‘Brexit’ – a word we in Britain have heard an enormous amount of times, so much so it was named word of the year in 2016 by Collins English Dictionary! It is officially defined as ‘the withdrawal of the United Kingdom from the European Union’. But what does this actually mean? Although, Brexit is a highly used word amongst Brits do we actually know what the EU does and what Brexit means for our future with the EU? On the 2nd November Professor. Amelia Hadfield (CBE founder and Dean International), Dr. Jamie Shea (Former NATO spokesman), Paul Adamson (Founder and Editor of Encompass) and Barbara Serra (Award-winning journalist, TV presenter and documentary-maker) discussed these ongoing questions, some questions were answered and some still left unanswered in this uncertain time for the future of the UK – EU relationship.
Flaws in the EU?
During the roundtable, panelists did not shy away from making criticisms of the EU. Dr Jamie Shea who calls himself a “passionate European federalist” described the EU as “frustrating, slow, bureaucratic and disappointing”, Prof. Amelia Hadfield answered her question “when is a union not a union?” with highlighting that having pseudo unions such as the European Political Community (EPC) complicates things. Furthermore, Prof. Hadfield emphasised the lack of energy security in the EU due to its reliance on foreign investments which was highlighted by the Ukraine war. The panelists showed that there are flaws in the EU that have been highlighted by recent crises. However, what the EU has shown is how they can use crises to “push forward” as Dr Shea said and change their perspective on how things are done, for example Dr Shea discussed how the EU has decreased its dependency on foreign natural gas to tackle energy insecurity that Prof. Hadfield highlighted was present in the EU. Furthermore, during the COVID pandemic the EU used covid recovery challenges to raise finance and give grants to member states. The performance of the EU during recent crises has even incentivised leaders such as Giorgia Meloni of Italy to remain in the EU and keep relations strong. Although there are flaws in the EU there are also strengths which have been highlighted by recent crises.

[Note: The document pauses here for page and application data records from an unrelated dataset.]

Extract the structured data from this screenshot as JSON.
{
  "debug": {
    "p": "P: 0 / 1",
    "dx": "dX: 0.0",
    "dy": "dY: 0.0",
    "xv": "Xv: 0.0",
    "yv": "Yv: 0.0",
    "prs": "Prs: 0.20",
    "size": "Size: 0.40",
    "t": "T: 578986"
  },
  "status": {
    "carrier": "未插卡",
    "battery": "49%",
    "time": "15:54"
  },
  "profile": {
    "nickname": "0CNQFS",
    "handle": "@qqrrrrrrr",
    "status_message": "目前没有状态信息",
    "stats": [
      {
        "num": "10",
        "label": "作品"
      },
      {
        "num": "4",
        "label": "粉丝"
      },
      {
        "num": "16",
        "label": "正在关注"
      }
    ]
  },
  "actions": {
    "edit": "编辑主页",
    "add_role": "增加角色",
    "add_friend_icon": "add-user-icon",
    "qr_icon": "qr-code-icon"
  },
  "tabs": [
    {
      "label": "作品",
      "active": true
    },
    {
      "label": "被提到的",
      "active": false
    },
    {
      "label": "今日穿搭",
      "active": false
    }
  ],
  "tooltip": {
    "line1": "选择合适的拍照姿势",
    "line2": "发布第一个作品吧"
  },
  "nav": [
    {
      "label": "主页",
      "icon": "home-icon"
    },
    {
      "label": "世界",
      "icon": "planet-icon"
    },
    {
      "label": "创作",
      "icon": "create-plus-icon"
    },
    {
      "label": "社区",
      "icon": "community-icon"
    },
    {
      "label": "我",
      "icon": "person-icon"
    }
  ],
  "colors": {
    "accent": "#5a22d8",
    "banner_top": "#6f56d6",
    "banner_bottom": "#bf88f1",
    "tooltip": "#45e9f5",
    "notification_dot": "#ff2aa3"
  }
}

It is evidently an uncertain time for energy security not only within the EU but also any other nation that relies on the supply of Russian gas. In respects to energy security the UK is not as dependent on natural gas as the EU and as Prof. Hadfield highlighted the EU has a very vulnerable energy security but despite this the EU and the UK need to collectively work together to find alternative solutions to this energy insecurity. One thing is for certain, it is a fractious time for energy security, and the EU needs to decrease its dependencies on foreign supplies if it wants to avoid any complications with energy security.
The EPC and what it means for the UK
What was interesting about this discussion is how the panelists spoke about the EPC and what it means for the future of Europe and the UK. The EPC was described as an “anti-chamber” for non-EU member states or specifically for the UK as a “rehab clinic” as Prof. Hadfield said. However, what was been demonstrated especially by Paul Adamson is the UK’s role in shaping the EPC and building a relationship with the EU in a different way. For those of us (myself included) who wanted to remain in the EU, the EPC in some respects still allows us to have some form of seat at the table and ensures we are still part of a union. The UK even suggested holding the second meeting of the EPC but Adamson said it was “put back in its box” and will hold the fourth meeting instead. Although the EPC gives some form of hope for the future relations between the UK and EU it can also be frustrating for those who wanted to remain in the EU because it can be seen as slightly hypocritical, the UK did not want anything to do with the EU but now finds itself as the potential foundation of the EPC – an element of the EU itself. But what cannot be ignored is that as Adamson said, “the EPC is a great way to keep the UK engaged in Europe”.
The future of the UK relationship with the EU
But what does this all mean for the future of the UK-EU relationship? Brussels are very aware that the UK re-entering the EU is very unlikely and Dr Shea emphasised that it is a question of making “pragmatic arrangements” between the EU and the UK if they want to continue any form of relationship. But what is very clear and something that Dr Shea highlighted is that the EU will not wait for the UK anymore, it sees the UK as turning inward and does not want to deal with any UK issues as well as their own. The UK is still having some form of influence in Brussels under the EPC and Adamson suggested in order for the UK to maintain its influence in Brussels it needs to abide by single market rules. After listening to this extremely important discussion on the UK and the EU it is very clear that despite Brexit it seems that the UK cannot completely divorce the EU, perhaps due to its resilience to crises or its benefits to the UK economy, one thing is for certain, the UK sees many different ways in which it can engage with the EU which allows it to some degree to bypass Brussels but not break away.